PROBLEM: Every line in the records below that holds "ring" must be identified and copied.

DATA SHOWN:
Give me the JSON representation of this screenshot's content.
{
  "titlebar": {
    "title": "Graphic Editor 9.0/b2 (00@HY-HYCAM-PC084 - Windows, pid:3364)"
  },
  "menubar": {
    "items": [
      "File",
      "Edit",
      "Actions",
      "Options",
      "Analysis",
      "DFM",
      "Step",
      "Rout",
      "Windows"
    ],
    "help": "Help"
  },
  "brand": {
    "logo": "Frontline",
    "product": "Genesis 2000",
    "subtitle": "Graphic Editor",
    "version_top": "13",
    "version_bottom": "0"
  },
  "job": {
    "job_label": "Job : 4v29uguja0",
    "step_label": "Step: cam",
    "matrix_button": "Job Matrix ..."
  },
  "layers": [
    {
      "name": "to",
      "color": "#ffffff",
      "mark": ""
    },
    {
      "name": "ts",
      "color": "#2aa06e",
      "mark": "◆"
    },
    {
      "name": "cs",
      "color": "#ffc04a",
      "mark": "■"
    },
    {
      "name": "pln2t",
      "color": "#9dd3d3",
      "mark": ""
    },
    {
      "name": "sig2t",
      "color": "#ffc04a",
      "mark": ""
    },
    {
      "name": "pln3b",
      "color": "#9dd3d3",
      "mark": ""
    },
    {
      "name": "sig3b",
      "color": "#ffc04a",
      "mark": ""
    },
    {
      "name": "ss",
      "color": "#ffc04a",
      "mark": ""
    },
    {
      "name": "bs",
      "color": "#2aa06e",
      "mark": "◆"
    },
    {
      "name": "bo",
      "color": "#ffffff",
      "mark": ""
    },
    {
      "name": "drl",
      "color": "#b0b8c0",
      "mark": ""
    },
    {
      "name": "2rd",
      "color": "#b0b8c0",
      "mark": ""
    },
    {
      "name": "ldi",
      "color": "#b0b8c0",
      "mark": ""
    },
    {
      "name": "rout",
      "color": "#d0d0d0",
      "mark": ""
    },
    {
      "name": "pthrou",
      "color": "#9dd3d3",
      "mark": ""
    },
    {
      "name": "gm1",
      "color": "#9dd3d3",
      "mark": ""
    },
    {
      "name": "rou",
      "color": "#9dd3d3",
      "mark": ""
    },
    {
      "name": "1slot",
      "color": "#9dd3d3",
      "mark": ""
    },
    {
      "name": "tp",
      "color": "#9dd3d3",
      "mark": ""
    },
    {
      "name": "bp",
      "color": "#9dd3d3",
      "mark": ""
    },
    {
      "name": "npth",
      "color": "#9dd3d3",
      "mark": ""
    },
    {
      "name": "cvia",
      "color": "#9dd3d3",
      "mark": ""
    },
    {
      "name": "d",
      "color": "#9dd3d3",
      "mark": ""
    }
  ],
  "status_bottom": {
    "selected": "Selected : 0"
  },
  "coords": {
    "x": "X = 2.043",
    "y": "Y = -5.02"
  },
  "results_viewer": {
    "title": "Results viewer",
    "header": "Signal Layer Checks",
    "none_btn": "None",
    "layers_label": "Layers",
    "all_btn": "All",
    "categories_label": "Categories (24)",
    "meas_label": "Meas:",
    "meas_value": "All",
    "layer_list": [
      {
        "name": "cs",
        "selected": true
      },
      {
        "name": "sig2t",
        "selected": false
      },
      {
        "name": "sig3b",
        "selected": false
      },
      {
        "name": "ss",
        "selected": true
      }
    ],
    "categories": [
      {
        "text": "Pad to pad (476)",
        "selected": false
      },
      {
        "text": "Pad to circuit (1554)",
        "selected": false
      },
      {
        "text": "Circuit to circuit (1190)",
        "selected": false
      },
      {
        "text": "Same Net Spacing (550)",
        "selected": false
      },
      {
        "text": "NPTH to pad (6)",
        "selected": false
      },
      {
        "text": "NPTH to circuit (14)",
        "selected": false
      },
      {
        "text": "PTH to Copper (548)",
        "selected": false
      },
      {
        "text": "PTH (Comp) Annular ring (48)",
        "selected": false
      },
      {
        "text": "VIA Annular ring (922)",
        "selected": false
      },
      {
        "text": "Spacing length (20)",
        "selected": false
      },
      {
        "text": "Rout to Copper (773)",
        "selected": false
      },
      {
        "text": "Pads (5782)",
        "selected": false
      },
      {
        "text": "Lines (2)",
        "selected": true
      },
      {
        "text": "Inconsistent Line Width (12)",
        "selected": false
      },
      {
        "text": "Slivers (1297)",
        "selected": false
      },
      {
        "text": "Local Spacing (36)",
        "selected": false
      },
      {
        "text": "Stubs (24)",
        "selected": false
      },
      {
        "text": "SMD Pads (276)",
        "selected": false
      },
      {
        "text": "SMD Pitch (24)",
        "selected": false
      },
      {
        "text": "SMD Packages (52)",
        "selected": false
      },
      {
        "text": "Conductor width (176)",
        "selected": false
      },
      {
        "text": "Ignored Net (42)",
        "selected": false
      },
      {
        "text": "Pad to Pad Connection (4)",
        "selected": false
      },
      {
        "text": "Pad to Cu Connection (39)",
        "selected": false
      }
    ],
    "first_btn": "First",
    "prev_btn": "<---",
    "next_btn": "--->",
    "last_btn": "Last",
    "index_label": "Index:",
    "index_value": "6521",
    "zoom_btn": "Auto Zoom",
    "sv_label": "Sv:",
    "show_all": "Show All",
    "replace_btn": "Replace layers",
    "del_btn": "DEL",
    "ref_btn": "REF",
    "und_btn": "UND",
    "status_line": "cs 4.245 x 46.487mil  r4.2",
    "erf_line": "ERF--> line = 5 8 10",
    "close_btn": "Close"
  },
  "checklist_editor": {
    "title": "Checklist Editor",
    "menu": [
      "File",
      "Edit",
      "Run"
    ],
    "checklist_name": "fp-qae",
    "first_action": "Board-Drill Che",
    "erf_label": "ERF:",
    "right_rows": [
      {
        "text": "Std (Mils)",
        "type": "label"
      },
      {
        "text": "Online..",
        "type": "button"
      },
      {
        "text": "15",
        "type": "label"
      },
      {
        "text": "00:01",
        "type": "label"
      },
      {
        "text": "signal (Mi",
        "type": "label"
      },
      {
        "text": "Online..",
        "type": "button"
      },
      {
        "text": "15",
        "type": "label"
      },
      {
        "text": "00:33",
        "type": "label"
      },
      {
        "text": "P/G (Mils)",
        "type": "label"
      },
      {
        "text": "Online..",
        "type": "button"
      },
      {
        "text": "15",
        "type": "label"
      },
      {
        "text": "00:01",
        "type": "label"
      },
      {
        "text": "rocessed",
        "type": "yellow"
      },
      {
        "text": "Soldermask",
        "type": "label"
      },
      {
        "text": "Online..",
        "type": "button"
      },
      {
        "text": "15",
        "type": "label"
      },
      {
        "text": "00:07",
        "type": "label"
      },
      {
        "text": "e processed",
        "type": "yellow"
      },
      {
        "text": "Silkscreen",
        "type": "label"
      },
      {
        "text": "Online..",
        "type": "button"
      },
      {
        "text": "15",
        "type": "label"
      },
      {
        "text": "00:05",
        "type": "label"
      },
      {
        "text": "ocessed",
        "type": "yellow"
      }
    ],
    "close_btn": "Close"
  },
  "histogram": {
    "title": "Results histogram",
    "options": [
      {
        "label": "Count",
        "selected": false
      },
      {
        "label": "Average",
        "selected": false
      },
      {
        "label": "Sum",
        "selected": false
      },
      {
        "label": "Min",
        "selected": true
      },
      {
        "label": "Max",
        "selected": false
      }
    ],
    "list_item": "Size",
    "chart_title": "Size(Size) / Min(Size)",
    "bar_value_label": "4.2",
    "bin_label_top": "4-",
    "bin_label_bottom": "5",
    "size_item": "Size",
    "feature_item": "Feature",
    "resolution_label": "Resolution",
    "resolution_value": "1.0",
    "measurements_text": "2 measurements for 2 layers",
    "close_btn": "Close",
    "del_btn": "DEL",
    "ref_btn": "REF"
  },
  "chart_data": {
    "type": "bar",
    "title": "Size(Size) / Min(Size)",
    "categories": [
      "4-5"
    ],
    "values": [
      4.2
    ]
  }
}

TASK RESULT:
        "text": "PTH (Comp) Annular ring (48)",
        "text": "VIA Annular ring (922)",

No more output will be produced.